We reported earlier this month on some Muslim men from China who have been held in U.S. custody at Guantánamo Bay for three years. They're being held there still, despite the fact that a U.S. Combatant Status Review Tribunal has concluded that they're not enemy combatants and were seized by Pakistani forces -- and then turned over to the United States -- in error.
At a hearing in Washington yesterday, government lawyers said that the United States has moved the men to a less restrictive part of Guantánamo, but that it still isn't setting them free. The U.S. won't send them back to China for fear that they'd face religious persecution there, and it says it hasn't been able to find anyone else to take them in. As the Washington Post reports, attorneys for the men argued that the United States must set them free now, and that putting them into a less restrictive area at Guantánamo simply amounts to "fluffing the pillows" when they're still locked up behind a fence. The men could be released into the United States population as seekers of political asylum, attorneys said.

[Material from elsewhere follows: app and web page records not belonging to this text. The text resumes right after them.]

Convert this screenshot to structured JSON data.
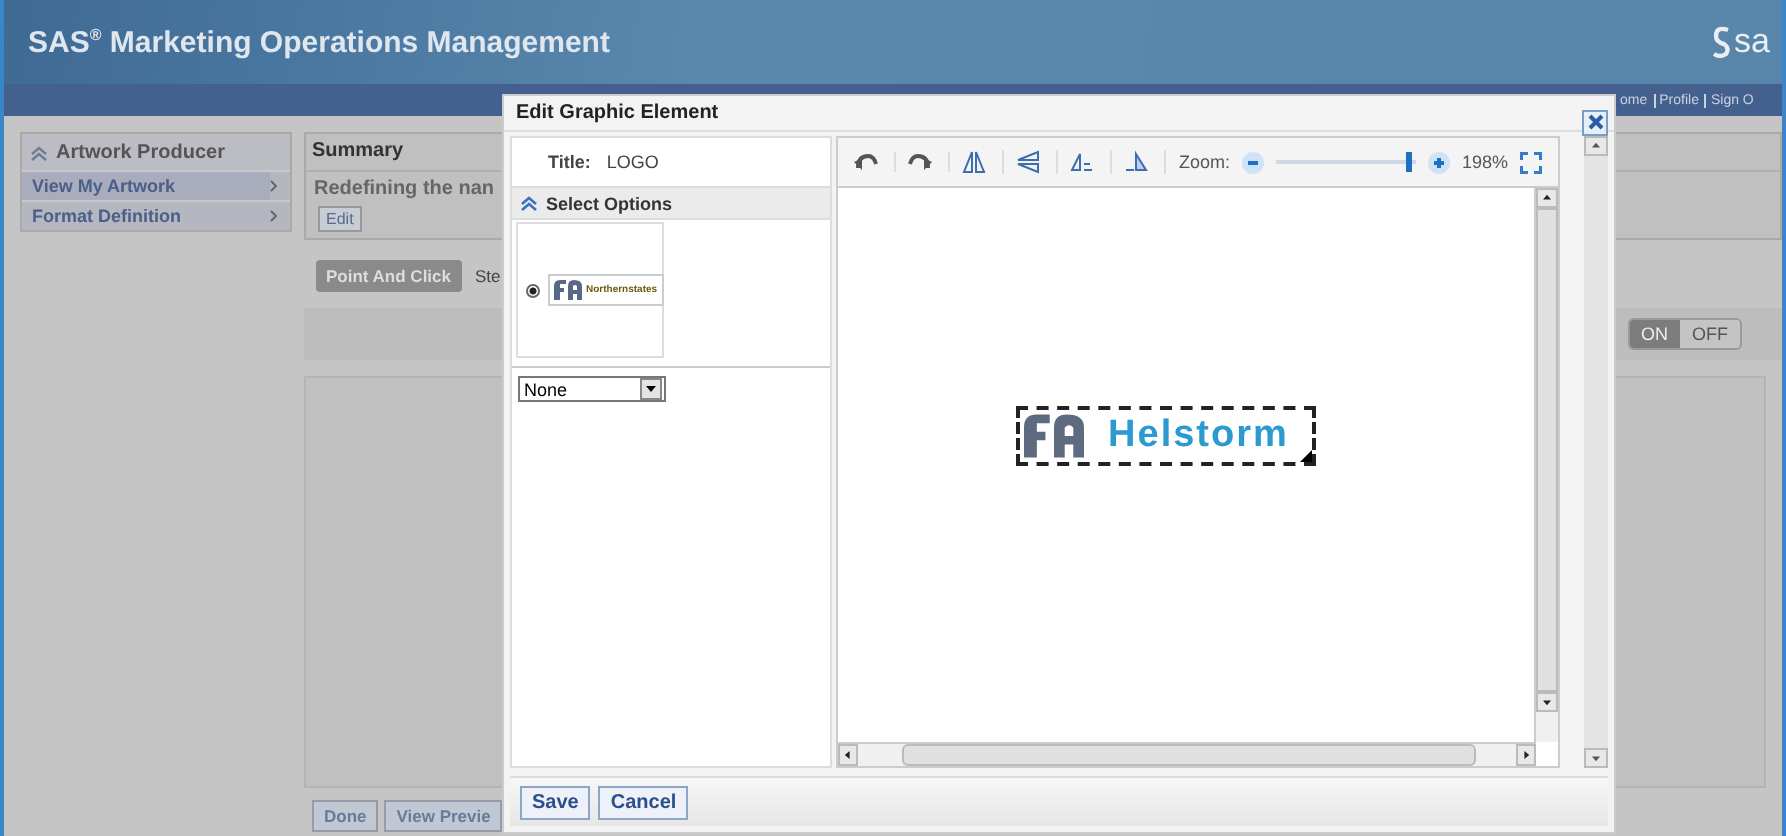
{
  "app": {
    "title": "SAS$^{®}$ Marketing Operations Management",
    "logo_text": "sa",
    "nav_links": [
      "ome",
      "Profile",
      "Sign O"
    ]
  },
  "sidebar": {
    "title": "Artwork Producer",
    "expanded": true,
    "items": [
      {
        "label": "View My Artwork",
        "selected": true
      },
      {
        "label": "Format Definition",
        "selected": false
      }
    ]
  },
  "summary": {
    "heading": "Summary",
    "text": "Redefining the nan",
    "edit_button": "Edit"
  },
  "mode_tabs": [
    {
      "label": "Point And Click",
      "selected": true
    },
    {
      "label": "Ste",
      "selected": false
    }
  ],
  "toggle": [
    {
      "label": "ON",
      "selected": true
    },
    {
      "label": "OFF",
      "selected": false
    }
  ],
  "bottom_buttons": [
    "Done",
    "View Previe"
  ],
  "dialog": {
    "title": "Edit Graphic Element",
    "title_label": "Title:",
    "title_value": "LOGO",
    "options_heading": "Select Options",
    "options_expanded": true,
    "options": [
      {
        "label": "Northernstates",
        "selected": true
      }
    ],
    "select_value": "None",
    "zoom_label": "Zoom:",
    "zoom": {
      "level": 0.93
    },
    "zoom_reading": "198%",
    "canvas_logo": "Helstorm",
    "buttons": [
      "Save",
      "Cancel"
    ]
  }
}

The government isn't interested. Although U.S. District Judge James Robertson expressed some discomfort with the "big picture" -- that is, that innocent men are being held for no reason -- he said he wants to think further before making any decision. The government? Having exposed the men to more dangerous elements within Guantánamo, it wants to keep them locked up there until it can find some other country to take them. "We can continue to hold them ... for as long as it takes," the Justice Department's Terry Henry told the court Thursday.